6. As we indicated at the hearing, we are unable to accept that submission. Part 2 of the 2001 Act contains the provisions relating to Scottish secure tenancies, including provisions which have the effect that ordinary lettings of dwelling houses by local authority landlords are Scottish secure tenancies and are therefore subject to the terms of that Act. The 2001 Act does not, however, contain the local authorities’ powers to provide housing or to allocate it. Those are in the 1987 Act. Mr Byrne submitted that the provisions of Parts I and II of the 1987 Act are concerned solely with the homeless and others who have an urgent need for housing to be provided for them entirely at the cost of the authority. That does not appear to us to be right. Part I of the 1987 Act imposes on local authorities the duty to consider the needs of their areas and confers on them powers to provide housing accommodation by building, acquiring, converting, or improving houses and so on. That Part also contains supplementary provisions enabling local authorities to maintain housing lists for the allocation of housing, to make and publish rules and to make by-laws for a local authority’s houses. We were shown nothing to suggest that Scottish local authorities have power to obtain or retain a stock of council houses save by virtue of Part I of the 1987 Act.

7. Part II of the 1987 Act is headed “Homeless Persons”. It contains a number of provisions relating to the definition and housing of homeless persons. Importantly, it includes provisions for housing homeless persons either in properties owned by the council, or by the council paying for their housing in properties which it does not own (but which belong, for example, to a charity). Thus, as it seems to us, Parts I and II together contain the provisions which are the foundation of a council’s provision of housing to individuals: either it is provided from the housing stock which the council has under Part I, or it is provided by the council under the additional powers it has in relation to homeless persons under Part II. Mr Byrne’s suggestion that housing provided to the appellant would not be provided “under” the 1987 Act, because the terms of the tenancy would be governed by the 2001 Act is untenable: there could be no tenancy unless the council was enabled by the 1987 Act to have a house to let to the appellant. Mr Byrne further submitted that, given that Part I of the 1987 Act contains of itself no provisions relating to the letting of houses to council tenants, the mere fact that the 1987 Act gave the council power to maintain the housing stock could not mean that individual housing would be “under” the 1987 Act. But we do not think that there is any reason to suppose that the phrase used in paragraph 6 is not the appropriate one for describing council housing. Part I is headed “Provision of housing”, and s35(1)(a) (which is in Part II), for example, provides that a homeless person may be housed:-

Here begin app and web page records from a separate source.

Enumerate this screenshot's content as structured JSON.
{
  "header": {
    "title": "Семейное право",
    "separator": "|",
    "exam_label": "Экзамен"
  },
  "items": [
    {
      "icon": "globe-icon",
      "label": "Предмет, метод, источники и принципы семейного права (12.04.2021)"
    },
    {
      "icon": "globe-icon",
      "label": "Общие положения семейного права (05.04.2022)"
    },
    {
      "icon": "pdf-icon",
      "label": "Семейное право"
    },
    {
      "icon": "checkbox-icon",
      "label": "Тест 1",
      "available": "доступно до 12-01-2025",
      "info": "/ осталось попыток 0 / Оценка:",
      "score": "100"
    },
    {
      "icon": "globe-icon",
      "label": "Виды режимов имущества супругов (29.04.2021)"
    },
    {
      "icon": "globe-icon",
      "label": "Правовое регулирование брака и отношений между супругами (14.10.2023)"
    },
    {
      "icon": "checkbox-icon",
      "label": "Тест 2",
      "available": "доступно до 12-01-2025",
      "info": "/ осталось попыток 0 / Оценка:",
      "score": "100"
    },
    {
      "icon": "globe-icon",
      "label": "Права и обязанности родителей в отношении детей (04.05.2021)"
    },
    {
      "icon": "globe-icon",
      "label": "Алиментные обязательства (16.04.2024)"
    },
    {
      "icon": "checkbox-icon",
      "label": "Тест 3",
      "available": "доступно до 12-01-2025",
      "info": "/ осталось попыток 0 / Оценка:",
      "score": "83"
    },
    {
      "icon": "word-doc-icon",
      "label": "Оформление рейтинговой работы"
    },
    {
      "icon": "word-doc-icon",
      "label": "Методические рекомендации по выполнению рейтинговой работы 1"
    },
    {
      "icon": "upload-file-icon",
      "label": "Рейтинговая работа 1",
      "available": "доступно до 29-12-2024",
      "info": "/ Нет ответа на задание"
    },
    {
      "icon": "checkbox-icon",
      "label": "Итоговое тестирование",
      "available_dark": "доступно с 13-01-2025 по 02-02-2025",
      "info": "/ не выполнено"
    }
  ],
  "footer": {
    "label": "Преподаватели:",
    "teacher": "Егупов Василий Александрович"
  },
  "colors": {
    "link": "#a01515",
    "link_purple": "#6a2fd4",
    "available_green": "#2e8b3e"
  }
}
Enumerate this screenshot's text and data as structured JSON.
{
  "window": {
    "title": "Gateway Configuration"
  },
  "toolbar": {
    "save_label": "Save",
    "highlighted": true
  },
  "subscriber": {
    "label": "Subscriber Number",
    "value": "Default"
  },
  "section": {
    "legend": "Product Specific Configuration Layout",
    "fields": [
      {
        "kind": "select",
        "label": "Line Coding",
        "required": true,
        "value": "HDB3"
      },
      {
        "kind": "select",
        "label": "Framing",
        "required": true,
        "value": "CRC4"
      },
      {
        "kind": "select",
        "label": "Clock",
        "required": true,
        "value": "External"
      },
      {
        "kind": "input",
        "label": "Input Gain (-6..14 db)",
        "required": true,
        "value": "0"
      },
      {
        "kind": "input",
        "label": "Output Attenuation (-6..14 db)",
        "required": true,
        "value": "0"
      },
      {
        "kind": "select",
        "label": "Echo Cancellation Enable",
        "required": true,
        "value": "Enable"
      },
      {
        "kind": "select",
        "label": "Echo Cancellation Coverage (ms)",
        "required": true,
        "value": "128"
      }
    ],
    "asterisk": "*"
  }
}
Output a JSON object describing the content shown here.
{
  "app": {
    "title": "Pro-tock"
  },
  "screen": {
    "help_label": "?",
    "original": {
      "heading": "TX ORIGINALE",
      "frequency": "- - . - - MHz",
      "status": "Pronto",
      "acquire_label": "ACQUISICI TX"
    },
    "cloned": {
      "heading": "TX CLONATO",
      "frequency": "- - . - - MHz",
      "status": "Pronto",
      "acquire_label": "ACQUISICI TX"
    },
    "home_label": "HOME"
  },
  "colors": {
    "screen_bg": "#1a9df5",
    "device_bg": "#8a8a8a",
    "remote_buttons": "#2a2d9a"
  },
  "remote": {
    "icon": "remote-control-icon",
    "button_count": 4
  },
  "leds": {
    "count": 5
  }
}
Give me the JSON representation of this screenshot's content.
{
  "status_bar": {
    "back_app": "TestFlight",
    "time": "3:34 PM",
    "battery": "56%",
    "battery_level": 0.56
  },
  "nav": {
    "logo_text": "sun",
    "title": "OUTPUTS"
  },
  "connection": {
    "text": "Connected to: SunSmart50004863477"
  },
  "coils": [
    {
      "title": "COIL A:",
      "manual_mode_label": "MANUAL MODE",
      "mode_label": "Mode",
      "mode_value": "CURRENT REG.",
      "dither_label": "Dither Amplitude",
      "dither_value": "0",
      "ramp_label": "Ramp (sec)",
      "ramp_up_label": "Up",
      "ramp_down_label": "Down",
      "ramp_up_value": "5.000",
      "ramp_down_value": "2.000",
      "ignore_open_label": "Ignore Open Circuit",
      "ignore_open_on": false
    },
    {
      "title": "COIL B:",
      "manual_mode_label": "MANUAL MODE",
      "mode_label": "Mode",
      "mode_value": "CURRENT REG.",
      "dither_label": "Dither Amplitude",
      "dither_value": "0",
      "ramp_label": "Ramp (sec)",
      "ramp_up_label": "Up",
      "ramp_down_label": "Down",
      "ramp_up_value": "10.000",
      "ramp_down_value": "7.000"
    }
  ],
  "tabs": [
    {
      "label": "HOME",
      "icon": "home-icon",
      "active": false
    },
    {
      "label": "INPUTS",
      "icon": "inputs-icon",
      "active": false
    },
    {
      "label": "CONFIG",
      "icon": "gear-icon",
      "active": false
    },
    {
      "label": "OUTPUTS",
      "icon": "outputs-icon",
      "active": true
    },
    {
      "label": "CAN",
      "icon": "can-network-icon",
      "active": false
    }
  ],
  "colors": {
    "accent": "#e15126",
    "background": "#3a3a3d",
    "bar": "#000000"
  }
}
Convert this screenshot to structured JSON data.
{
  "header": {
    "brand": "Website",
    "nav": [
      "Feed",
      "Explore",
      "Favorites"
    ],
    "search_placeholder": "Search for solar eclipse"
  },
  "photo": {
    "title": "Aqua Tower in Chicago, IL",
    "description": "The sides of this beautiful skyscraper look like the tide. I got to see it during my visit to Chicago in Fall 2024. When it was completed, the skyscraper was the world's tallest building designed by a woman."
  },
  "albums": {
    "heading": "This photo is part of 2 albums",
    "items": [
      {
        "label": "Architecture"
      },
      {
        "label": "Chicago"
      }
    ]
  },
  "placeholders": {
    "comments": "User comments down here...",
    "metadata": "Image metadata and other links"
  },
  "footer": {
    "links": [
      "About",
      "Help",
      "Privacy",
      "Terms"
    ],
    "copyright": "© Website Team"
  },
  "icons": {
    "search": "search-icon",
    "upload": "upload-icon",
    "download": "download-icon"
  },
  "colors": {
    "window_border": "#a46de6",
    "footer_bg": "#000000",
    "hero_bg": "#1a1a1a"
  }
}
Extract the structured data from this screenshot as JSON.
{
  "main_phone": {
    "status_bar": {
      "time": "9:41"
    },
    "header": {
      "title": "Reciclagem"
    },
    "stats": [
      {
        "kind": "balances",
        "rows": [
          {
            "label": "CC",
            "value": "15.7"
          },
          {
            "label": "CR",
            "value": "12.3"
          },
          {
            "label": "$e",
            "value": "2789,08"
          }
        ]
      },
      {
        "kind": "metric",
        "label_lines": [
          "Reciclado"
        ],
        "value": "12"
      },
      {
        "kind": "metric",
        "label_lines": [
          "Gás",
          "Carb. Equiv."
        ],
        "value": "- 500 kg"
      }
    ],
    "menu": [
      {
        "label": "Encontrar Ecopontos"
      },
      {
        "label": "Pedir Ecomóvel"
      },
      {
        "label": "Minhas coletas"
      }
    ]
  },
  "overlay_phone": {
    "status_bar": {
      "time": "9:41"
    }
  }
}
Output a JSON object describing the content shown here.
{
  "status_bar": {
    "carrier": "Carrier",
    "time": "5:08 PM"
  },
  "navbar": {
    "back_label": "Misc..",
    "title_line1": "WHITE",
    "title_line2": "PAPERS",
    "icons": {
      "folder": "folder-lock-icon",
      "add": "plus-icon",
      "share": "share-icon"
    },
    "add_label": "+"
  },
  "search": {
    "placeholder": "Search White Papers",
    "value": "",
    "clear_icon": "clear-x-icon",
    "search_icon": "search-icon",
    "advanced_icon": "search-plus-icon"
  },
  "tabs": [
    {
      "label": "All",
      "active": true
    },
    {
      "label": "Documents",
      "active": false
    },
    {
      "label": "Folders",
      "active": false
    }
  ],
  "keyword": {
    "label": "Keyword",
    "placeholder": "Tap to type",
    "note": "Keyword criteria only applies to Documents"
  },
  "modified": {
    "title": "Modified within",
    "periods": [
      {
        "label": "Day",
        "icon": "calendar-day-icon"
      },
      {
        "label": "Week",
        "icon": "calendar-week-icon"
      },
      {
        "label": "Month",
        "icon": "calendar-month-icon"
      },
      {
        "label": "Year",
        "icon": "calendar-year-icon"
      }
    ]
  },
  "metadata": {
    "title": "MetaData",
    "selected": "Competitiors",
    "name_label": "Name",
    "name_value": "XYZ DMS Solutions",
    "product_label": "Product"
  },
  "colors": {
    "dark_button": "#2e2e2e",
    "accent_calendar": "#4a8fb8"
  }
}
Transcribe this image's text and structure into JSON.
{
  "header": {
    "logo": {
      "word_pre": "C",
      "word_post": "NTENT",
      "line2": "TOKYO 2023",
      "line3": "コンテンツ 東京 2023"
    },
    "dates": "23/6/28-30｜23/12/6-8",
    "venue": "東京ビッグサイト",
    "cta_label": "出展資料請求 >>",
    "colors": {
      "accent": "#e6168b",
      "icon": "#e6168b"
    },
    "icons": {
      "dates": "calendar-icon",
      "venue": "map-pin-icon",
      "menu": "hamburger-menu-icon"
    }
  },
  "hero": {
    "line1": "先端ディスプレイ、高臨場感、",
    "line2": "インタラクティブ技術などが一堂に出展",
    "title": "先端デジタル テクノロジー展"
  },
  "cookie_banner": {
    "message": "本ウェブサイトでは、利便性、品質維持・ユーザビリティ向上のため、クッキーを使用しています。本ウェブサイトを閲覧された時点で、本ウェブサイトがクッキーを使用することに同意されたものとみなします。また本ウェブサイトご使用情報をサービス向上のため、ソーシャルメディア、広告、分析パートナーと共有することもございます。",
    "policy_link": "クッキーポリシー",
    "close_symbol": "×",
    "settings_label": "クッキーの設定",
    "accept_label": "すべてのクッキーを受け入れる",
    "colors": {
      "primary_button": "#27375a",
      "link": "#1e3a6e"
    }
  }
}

“By making available accommodation held by [the local authority] under Part I”.

8. Whatever the terms of the tenancy, housing provided to a council tenant in Scotland from a housing stock acquired and maintained under Part I of the 1987 Act or provided to a homeless person in Scotland under the provisions of Part II of the 1987 Act amounts to “public funds” for the purposes of paragraph 6 of the Immigration Rules.

9. We observe, although it was, in the circumstances, not the subject of any submission before us, that the relevant provisions of the other enactments mentioned in paragraph 6 are to the same effect to those to which we were referred. They contain provisions enabling the relevant authorities to acquire and maintain a stock of housing and to allocate it, and provisions relative to the housing of homeless persons. Thus, in general, housing provided by local authorities and others whose powers derive from the legislation in question, whether or not for those who would otherwise be homeless, is “public funds” for the purposes of the Immigration Rules.

10. For the foregoing reasons the appellants have failed to establish that on arrival they would have available to them adequate accommodation without recourse to public funds. The Immigration Judge erred in law in determining the appeal in the appellants’ favour without proper regard to the provisions of the Immigration Rules. We substitute a determination dismissing their appeals.